Thirty-four officers were charged, including the most senior officer Supt. David Fenton, whose misconduct case is being heard Wednesday.
Fourteen cases were dismissed, withdrawn or stayed. Seventeen are ongoing. Two constables have been found guilty of discreditable conduct arising out of the G20. And one officer has since died, Toronto police say.
Below are some of the accused officers and details about their cases:
- Const. Babak Andalib-Goortani was convicted in September 2013 of assault with a weapon for using excessive force during the arrest of protester Adam Nobody on June 26, 2010, on the lawn of the Ontario legislature. He was sentenced on Dec. 9, 2013, to 45 days behind bars, though he was almost immediately granted bail pending an appeal.
Andalib-Goortani hit Nobody several times with his baton while the protester was already on the ground, surrounded by other officers in the process of arresting him.
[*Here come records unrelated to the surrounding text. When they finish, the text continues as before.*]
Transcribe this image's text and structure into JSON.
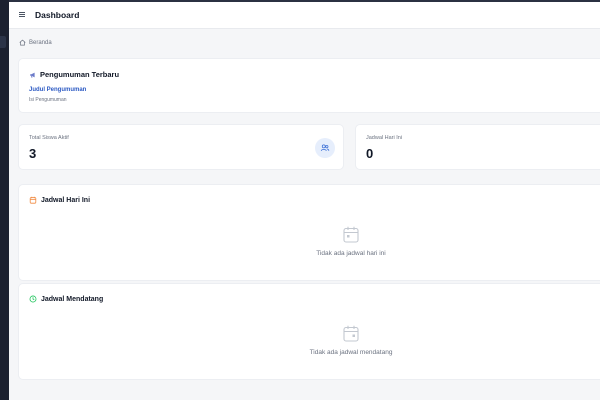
{
  "header": {
    "title": "Dashboard",
    "menu_icon": "hamburger-icon"
  },
  "breadcrumb": {
    "home_icon": "home-icon",
    "label": "Beranda"
  },
  "announcement": {
    "icon": "megaphone-icon",
    "title": "Pengumuman Terbaru",
    "item_title": "Judul Pengumuman",
    "item_body": "Isi Pengumuman"
  },
  "stats": {
    "students": {
      "label": "Total Siswa Aktif",
      "value": "3",
      "icon": "users-icon"
    },
    "schedule": {
      "label": "Jadwal Hari Ini",
      "value": "0"
    }
  },
  "today_schedule": {
    "icon": "calendar-icon",
    "title": "Jadwal Hari Ini",
    "empty_icon": "calendar-empty-icon",
    "empty_text": "Tidak ada jadwal hari ini"
  },
  "upcoming_schedule": {
    "icon": "clock-icon",
    "title": "Jadwal Mendatang",
    "empty_icon": "calendar-empty-icon",
    "empty_text": "Tidak ada jadwal mendatang"
  },
  "colors": {
    "accent": "#2b59c3",
    "today_icon": "#f0883e",
    "upcoming_icon": "#22c55e",
    "background": "#f5f6f8"
  }
}
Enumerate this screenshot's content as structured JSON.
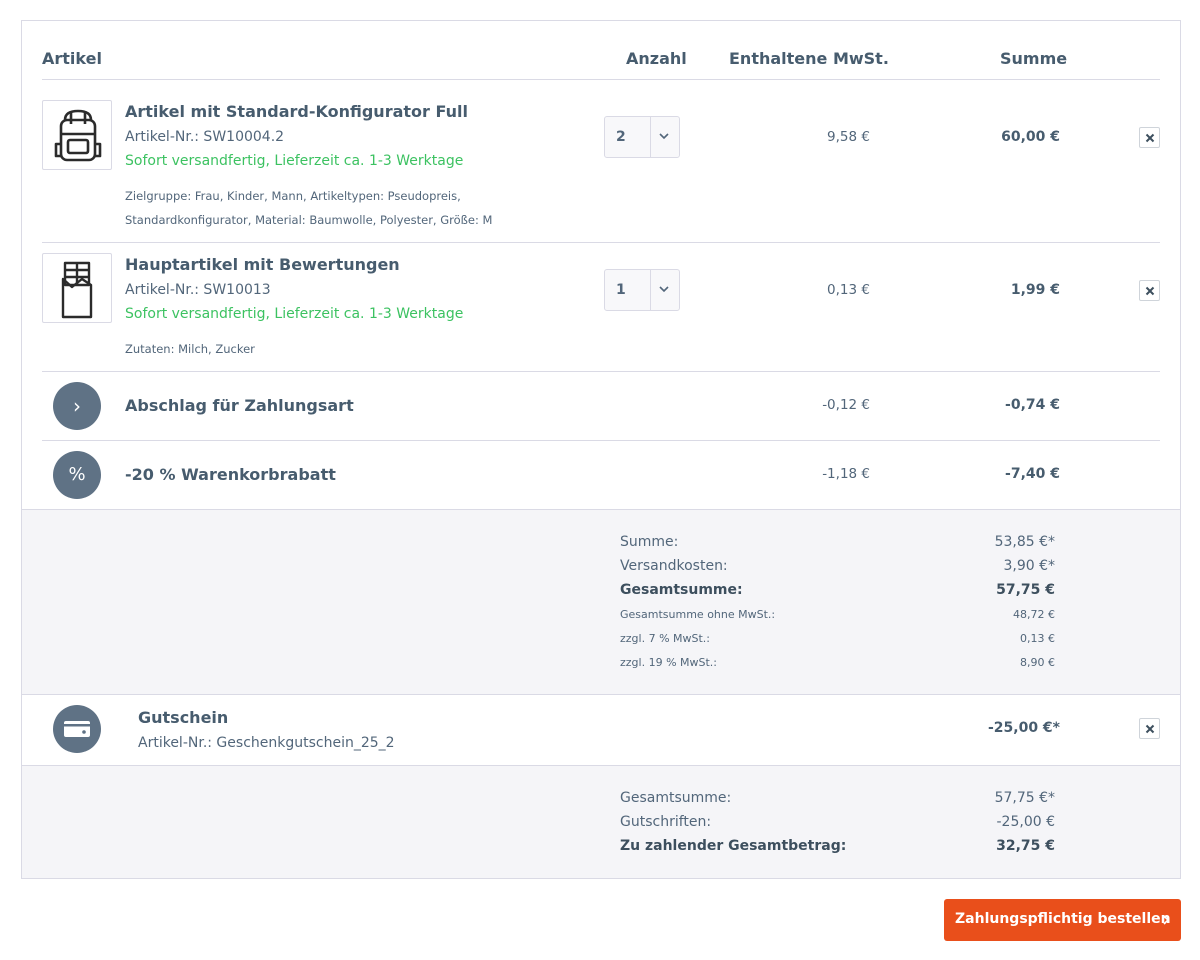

Nobody was offering minimal resistance and several other police officers were piled on top of him. The officer has shown no remorse for his actions, the judge said.
- Const. Glenn Weddell, who faced criminal charges in the G20 protests, was found not guilty of assault in May 2013.
- Insp. Gary Meissner, the second most senior officer to be charged, retired before a hearing could take place.
- Const. Vincent Wong was found guilty of unlawfully arresting Jason Wall on June 27, 2010, at Yonge and Gerrard streets for wearing a bandana.
CORRECTION: A previous version of this story incorrectly stated the total number of officers charged was 32.